View Description Hide DescriptionThis paper deals with some problems of equalizing and analyzing the acceleration density spectrum obtained when performing a random‐vibration test with specified tolerances. A peak‐notch pair in the spectrum, as obtained from a single‐degree‐of‐freedom resonance within the specimen or fixture, is considered as being the most severe part of the spectrum to equalize or analyze. This pair is characterized in the error estimation with parameters for the peak‐notch amplitude ratio and the peak‐notch frequency ratio. The influence of the analyzing filter shape outside the passband is such that an equivalent bandwidth‐increase factor can, within certain limits, be expressed as a linear function of the 12‐/3‐dB shape factor. Diagrams are given that show the errors due to bandwidth and shape of the filter used for the analysis as a function of the peak‐notch pair to be analyzed. In the case of the equalizing‐analyzing system, the filter shape was not found to have any evident influence on the accuracy of the equalization, only the 3‐dB bandwidth of each filter. The phase angles between adjacent filters are also of minor importance, as the filters in severe parts of the spectrum act rather independently. Diagrams are given that show the accuracy of the equalization as a function of the peak‐notch pair to be equalized. For a sweeping analyzer, the maximum sweep rate of 0.2 bandwidths per averaging time is recommended.

Doppler Characteristics of a Sonar Signal Propagating through an Anisotropic Medium Whose Index of Refraction is a Function of Time
View Description Hide DescriptionWhen a body is in motion through a water environment with a time‐varying index of refraction, the returned sonar signal will contain three independent Doppler shifts, one caused by the purely geometrical relative motion of the sonar and the target, one by the gradient distribution, and one by the anisotropiccharacteristics of the sonic refractive medium along the propagation path.

Dynamic Bulk Moduli of Several Solids Impacted by Weak Shockwaves
View Description Hide DescriptionThe bulk compressibility of several solids was measured using attenuated underwater shockwaves.Attenuation was such as to deliver an approximate sonic pulse to the test specimens. Measurements were made of the wave‐attenuation and the wave‐transit time in several metals, plastics, and chemical compounds. High‐speed smear‐camera shadowgraphs were used for the measurements.

Geometric Theory of Ray Tracing
View Description Hide DescriptionA temporal metric tensor is defined by combining the sound‐speed function with the spatial metric tensor for a Riemannian space.
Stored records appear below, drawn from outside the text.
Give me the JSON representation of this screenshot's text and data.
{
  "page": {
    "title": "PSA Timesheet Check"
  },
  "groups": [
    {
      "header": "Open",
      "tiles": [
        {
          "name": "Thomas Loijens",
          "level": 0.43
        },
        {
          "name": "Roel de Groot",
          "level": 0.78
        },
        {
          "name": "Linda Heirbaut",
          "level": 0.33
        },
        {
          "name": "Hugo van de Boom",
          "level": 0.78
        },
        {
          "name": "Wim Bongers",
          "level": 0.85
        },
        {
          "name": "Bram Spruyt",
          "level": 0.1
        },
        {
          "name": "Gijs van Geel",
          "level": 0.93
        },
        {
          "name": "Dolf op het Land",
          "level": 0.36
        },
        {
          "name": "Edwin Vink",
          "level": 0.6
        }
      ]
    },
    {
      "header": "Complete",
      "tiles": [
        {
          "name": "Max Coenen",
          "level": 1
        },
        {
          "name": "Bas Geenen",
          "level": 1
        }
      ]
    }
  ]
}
Fermat's principle implies that spatial rays are temporal geodesics. Ray equations generalized to Riemannian spaces are shown to be temporal geodesic equations expressed in spatial terms. This geometric derivation leads to the consideration of geodesic deviation and its relation to three‐dimensional spreading loss. Previous results [E. S. Eby, “Frenet Formulation of Three‐Dimensional Ray Tracing,” J. Acoust. Soc. Amer. 42, 1287–1297 (1967)] are generalized to Riemannian spaces, and tensor expressions are derived for ray curvature and torsion.